Researchers at the Niels Bohr Institute, University of Copenhagen, in collaboration with the French CEA-Leti, have found industrially-manufactured transistor wafers to be suitable as a qubit platform capable of moving to the second dimension, a significant step for a working quantum computer.
One of the key features of the devices is the two-dimensional array of quantum dots. Or more precisely, a two by two lattice of quantum dots.
Silicon quantum dots are attractive for the implementation of large spin-based quantum processors in part due to prospects of industrial foundry fabrication. However, the large effective mass associated with electrons in silicon traditionally limits single-electron operations to devices fabricated in customized academic clean rooms.
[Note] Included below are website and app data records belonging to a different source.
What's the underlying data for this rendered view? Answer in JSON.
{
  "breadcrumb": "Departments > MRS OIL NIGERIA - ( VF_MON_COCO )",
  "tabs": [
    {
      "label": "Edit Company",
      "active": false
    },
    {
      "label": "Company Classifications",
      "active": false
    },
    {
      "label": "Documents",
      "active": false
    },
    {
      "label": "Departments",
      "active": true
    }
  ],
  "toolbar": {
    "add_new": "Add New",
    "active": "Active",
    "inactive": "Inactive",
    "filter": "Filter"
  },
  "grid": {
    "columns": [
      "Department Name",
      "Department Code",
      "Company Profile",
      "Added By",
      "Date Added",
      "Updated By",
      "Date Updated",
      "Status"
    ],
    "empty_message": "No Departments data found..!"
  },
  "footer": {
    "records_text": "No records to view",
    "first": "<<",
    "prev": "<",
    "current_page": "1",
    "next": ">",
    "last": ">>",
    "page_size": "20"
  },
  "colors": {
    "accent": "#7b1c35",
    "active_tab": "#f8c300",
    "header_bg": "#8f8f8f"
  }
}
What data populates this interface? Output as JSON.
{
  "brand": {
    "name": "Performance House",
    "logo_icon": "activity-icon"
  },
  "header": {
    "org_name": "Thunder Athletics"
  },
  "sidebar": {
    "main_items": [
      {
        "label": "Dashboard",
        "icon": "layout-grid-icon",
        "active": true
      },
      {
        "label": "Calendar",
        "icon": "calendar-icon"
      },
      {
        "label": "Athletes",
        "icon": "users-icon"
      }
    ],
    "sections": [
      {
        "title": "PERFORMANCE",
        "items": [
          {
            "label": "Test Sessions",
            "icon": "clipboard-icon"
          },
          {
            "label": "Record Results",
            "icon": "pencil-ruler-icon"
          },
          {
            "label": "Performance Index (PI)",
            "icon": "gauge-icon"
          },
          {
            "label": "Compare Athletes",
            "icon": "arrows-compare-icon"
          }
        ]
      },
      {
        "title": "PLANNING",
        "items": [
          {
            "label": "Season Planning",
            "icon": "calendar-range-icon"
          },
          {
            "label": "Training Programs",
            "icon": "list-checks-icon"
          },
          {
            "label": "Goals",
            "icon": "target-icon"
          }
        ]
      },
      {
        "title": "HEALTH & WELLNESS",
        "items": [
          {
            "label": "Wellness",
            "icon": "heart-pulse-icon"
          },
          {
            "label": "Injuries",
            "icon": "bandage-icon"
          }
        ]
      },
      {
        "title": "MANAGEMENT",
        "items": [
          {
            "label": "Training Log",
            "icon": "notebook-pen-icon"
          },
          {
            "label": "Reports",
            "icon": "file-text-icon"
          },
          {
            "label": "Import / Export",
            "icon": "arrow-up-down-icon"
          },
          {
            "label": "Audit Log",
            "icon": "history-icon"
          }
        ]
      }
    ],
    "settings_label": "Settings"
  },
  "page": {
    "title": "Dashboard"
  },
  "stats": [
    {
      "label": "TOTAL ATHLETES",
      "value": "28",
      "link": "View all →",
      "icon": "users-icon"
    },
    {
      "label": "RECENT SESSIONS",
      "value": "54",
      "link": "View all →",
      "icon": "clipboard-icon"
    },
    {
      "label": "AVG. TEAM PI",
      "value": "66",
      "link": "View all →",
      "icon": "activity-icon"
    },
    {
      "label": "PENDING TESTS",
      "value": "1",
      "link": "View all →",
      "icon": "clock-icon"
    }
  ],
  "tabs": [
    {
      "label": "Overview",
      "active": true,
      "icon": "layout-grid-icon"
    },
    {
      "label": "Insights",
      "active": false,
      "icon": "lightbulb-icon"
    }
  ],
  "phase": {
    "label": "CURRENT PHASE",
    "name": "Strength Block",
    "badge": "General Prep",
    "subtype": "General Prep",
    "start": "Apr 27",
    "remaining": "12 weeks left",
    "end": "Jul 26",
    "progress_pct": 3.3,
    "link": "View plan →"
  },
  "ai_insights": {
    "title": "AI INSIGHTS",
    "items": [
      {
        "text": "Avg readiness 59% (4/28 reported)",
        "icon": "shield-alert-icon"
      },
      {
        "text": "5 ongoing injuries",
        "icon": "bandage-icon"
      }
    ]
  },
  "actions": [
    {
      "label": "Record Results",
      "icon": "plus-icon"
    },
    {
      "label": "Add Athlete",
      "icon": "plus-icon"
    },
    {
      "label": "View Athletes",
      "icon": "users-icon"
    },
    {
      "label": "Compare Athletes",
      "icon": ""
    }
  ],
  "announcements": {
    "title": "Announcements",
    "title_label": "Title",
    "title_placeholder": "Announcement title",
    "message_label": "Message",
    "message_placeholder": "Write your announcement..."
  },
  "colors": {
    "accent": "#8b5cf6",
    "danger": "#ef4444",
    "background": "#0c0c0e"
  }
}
The team demonstrated single-electron occupations in all four quantum dots of a 2 x 2 split-gate silicon device fabricated entirely by 300-mm-wafer foundry processes. By applying gate-voltage pulses while performing high-frequency reflectometry off one gate electrode, they performed single-electron operations within the array that demonstrated single-shot detection of electron tunneling and an overall adjustability of tunneling times by a global top gate electrode.
They also used the two-dimensional aspect of the quantum dot array to exchange two electrons by spatial permutation, which may find applications in permutation-based quantum algorithms.
The result has been published in Nature Communications.